Josiah Wedgwood (1730-1795), with generations of potters behind him and generations to come, finished his apprenticeship and entered into business with one of the best potters of the time, Thomas Whieldon, in the early 1750's for five years, producing among other things, the green glaze and mottled glaze tableware for which the partnership became known.
In 1768, Wedgwood went into partnership with Thomas Bentley for the manufacture of "ornamental wares" including cameos, intaglios, large tablets or bas-relief for use as chimney and frieze decoration, vases, busts, statues, lamps, candelabras, tea and coffee services and other small items not fitting into the category of "useful wares". The latter are defined as tableware items useful as at meals, those he produced in partnership with his cousin Thomas Wedgwood.
The Wedgwood and Bentley period, 1768-1780 produced the finest of the firm's wares and the innovation, invention and craftsmanship coming out of that period has neverw been duplicated even though the company is still active and producing pottery and porcelain daily.
The factory has produced numerous varieties of ware which can be classified under the headings of Creamware (1759), Rosso Antico (1765), Basalt (1768), Caneware (1770), Jasper (1774), Pearlware (1779), Drabware (1800), Bone China (1812), Parian (1848), and Majolica (1860). Most of these wares remain in continuous production today.

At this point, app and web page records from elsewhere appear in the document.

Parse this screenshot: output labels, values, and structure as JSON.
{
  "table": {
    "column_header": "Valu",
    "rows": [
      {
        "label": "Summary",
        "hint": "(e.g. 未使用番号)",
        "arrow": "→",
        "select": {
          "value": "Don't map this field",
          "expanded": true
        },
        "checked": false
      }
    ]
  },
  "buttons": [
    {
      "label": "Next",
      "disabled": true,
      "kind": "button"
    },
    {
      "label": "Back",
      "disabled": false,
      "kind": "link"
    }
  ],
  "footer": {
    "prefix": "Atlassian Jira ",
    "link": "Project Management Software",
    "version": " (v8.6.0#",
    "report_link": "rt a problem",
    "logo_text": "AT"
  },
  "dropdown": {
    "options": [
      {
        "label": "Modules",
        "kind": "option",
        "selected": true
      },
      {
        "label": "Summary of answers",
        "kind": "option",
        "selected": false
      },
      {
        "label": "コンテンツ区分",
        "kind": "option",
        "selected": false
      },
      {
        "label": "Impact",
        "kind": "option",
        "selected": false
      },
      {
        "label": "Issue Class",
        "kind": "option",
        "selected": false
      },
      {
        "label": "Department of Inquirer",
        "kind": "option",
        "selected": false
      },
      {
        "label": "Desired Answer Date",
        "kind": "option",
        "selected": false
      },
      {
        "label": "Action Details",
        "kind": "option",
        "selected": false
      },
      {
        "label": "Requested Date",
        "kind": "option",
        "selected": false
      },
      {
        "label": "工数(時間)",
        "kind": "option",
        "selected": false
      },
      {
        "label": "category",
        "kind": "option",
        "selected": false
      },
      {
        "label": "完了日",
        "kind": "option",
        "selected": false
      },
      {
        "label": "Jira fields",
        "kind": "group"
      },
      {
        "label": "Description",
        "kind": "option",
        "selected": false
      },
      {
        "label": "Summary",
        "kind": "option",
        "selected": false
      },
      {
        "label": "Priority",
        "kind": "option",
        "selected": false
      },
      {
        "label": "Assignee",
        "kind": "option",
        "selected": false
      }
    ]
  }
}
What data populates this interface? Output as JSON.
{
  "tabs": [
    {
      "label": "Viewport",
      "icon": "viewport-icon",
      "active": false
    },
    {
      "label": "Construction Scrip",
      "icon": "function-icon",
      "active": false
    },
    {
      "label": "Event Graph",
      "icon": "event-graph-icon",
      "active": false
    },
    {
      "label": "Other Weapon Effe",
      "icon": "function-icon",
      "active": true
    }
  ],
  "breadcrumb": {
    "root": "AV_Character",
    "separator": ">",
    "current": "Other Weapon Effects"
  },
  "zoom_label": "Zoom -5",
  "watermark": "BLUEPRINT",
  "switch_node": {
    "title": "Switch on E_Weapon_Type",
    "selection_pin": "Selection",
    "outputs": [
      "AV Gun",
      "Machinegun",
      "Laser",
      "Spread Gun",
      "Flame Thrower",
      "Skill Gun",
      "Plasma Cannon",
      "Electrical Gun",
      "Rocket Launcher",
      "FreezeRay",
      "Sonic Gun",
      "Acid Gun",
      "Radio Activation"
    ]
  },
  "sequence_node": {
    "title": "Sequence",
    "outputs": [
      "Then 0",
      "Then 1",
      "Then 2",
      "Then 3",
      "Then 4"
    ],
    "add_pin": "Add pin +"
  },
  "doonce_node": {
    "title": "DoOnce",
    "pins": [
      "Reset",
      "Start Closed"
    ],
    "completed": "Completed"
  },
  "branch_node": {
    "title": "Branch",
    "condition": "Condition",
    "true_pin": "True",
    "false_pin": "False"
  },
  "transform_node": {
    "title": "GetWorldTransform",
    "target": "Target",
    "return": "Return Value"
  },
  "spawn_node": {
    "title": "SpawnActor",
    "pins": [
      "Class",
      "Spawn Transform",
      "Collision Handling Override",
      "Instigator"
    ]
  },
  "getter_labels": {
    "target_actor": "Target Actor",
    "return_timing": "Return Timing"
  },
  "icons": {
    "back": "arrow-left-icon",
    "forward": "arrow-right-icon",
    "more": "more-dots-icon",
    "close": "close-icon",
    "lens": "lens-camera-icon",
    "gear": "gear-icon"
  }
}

Wedgwood was one of the first potters in England to consistently mark his production, from which two benefits to the collector spring. First, other than very rare exceptions (such as numbered, 1st edition Portland Vases and trial pieces not intended to be sold) all Wedgwood is marked, either impressed or printed under glaze, with the mark in use at the time of production. No paper labels were used. Therefore, the admonition "if it isn't marked, it isn't Wedgwood," works, for all practical purposes, all the time. Second, because the subject has been extensively studied and because the factory itself kept excellent records, the form of the mark or marks lead readily in most cases to identification of the period of manufacture.